5 Steps to a Goof-Proof Résumé

In today's world of spell-check, texting and email, it's easy to fall into the trap of believing that a casual communication style is okay in every situation. Unfortunately, the competition is fierce in the job market and everything counts, including what you write in your cover letter and on your résumé and how you write it. While you may be the perfect candidate for the position, an HR manager might overlook you because of a few spelling mistakes. Sure, this may sound harsh and maybe not ALL HR managers would be so strict; however, you have no way of knowing who will be looking at your application or how many other applicants have applied for the same job. So, before you submit your résumé and cover letter, follow these five steps to ensure your materials are ready for even the most persnickety of hiring managers.
1. Spell Check

While running spell-check on your document is by no means the guarantee of a perfect résumé, it is a great place to start. Most spell-check programs will also look for commonly misused or confused words and highlight them for your review.

2. Their, There or They’re?

Words that sound alike but mean different things are called “homophones”, and using the wrong homophone could spell disaster for your application. When writing and reviewing your application material, pay close attention to these commonly misused homophones.

It’s and Its

The easiest way to keep these two straight is to remember that “it’s” is a contraction of the words “it is” or “it has”. In this sentence, “It’s not easy being green,” we’re combining the words “it” and “is” and, therefore, we use the apostrophe.
If you’re not combining words, don’t use the apostrophe. For example, “I am currently responsible for Great Grammar Goods’ press relations and its marketing materials.”

To, Two and Too

To: A preposition. Example: I am going to climb a tree.
Two: A number. Example: There are two apples in the tree.
Too: Also, or as well. Example: There are leaves on the tree, too.

3. Past or Present?

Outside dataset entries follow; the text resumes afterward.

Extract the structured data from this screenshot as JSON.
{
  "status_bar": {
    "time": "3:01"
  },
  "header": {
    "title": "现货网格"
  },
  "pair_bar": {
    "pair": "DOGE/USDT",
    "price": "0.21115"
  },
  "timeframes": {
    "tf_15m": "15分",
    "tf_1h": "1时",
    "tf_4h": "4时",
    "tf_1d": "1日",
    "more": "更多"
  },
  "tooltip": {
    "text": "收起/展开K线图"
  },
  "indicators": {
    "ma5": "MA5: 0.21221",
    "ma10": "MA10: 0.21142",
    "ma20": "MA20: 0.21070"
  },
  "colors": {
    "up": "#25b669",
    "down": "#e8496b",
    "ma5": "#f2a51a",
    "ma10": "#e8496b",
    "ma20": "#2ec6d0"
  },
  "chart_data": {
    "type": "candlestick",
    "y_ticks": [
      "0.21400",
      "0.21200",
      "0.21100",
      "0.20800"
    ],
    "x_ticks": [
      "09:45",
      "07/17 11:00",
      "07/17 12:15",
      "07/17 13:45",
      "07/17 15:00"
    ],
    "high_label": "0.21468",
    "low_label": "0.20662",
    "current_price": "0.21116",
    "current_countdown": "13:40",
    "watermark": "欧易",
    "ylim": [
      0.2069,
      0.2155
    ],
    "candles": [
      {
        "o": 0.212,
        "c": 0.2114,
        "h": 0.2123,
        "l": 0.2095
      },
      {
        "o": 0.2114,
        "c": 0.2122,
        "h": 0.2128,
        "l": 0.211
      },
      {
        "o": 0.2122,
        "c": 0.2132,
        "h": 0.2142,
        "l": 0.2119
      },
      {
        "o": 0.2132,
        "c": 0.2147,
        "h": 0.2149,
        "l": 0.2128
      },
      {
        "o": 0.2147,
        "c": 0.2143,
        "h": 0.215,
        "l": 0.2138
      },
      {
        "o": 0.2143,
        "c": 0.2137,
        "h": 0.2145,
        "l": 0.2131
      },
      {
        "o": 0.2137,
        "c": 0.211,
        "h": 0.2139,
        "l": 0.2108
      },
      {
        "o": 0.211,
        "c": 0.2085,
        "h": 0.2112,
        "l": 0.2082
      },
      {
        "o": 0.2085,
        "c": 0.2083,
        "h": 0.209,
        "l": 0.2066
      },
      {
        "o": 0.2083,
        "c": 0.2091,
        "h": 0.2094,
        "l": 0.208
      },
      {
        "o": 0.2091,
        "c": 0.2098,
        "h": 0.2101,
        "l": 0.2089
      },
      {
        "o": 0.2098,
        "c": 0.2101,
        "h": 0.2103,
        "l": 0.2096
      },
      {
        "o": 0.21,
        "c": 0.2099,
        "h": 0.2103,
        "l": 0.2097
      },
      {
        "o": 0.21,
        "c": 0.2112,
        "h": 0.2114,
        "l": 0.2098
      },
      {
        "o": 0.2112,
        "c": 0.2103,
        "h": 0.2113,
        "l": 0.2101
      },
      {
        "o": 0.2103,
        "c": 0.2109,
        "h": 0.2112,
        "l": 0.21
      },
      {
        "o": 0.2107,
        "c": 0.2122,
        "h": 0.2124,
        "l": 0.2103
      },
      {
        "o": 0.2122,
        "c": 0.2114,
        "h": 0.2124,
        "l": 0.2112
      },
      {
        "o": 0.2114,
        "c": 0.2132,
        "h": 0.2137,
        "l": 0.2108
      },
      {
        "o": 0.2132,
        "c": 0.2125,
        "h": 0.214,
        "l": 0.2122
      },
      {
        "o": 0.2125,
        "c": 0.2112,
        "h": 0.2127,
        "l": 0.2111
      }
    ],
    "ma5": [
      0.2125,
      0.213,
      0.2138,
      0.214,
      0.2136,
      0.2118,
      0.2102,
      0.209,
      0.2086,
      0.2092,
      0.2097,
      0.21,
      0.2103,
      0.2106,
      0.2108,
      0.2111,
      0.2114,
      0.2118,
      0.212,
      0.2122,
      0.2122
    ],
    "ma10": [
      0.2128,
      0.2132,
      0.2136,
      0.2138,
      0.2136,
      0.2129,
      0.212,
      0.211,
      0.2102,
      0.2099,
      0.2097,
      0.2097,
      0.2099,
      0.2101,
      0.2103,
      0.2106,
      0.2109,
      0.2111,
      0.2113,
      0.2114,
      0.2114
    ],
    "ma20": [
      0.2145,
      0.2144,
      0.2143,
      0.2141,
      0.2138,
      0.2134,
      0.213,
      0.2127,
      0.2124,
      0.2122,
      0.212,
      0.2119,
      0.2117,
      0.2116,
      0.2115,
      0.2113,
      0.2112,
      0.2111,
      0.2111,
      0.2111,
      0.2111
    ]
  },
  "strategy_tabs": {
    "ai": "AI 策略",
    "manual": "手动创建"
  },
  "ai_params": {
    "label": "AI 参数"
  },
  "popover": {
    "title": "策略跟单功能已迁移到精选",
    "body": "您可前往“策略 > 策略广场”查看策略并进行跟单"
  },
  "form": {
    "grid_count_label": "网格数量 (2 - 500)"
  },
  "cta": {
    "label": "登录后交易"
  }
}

When writing the description of your duties for each position you’ve held, it’s important to keep your verb tenses consistent. In short, this means that you should write all descriptions about PAST position duties in the PAST tense. 

Example: Created templates for company correspondence, filed invoices, and issued payments to vendors.

If you are currently working, it is important that the description for your current position be in the PRESENT tense. 

Example: Create templates for company correspondence, file invoices, and issue payments to vendors.

This rule should be applied throughout your application materials, but can be trickiest when writing or updating job duties, so pay extra attention.

4. Fun with Punctuation!

While paying attention to the words you use and triple-checking your spelling are an excellent start to preparing your application materials, if you’re using punctuation incorrectly all your efforts may be wasted.  When you’ve finished writing your résumé and cover letter, go back and ensure that you have all your commas in the right spots, your apostrophes where they should be, and a period at the end of each sentence. I say period here because unless you’re applying for a job as a NFL cheerleader, use of the exclamation point should be resisted.

5. Call for Reinforcements

You can only proofread your application materials so many times before you start to lose the ability to see errors in your writing. This means that you will need to enlist the help of a trusted friend, family member (Thanks, Mom!), or teacher to help edit your work. Their fresh eyes and perspective will help catch any errors you’ve overlooked and may even point out some areas that need clarification to ensure a prospective employer will understand what you are saying.

Printed from the Iowa College Student Aid Commission website on May 21, 2018 at 9:54am.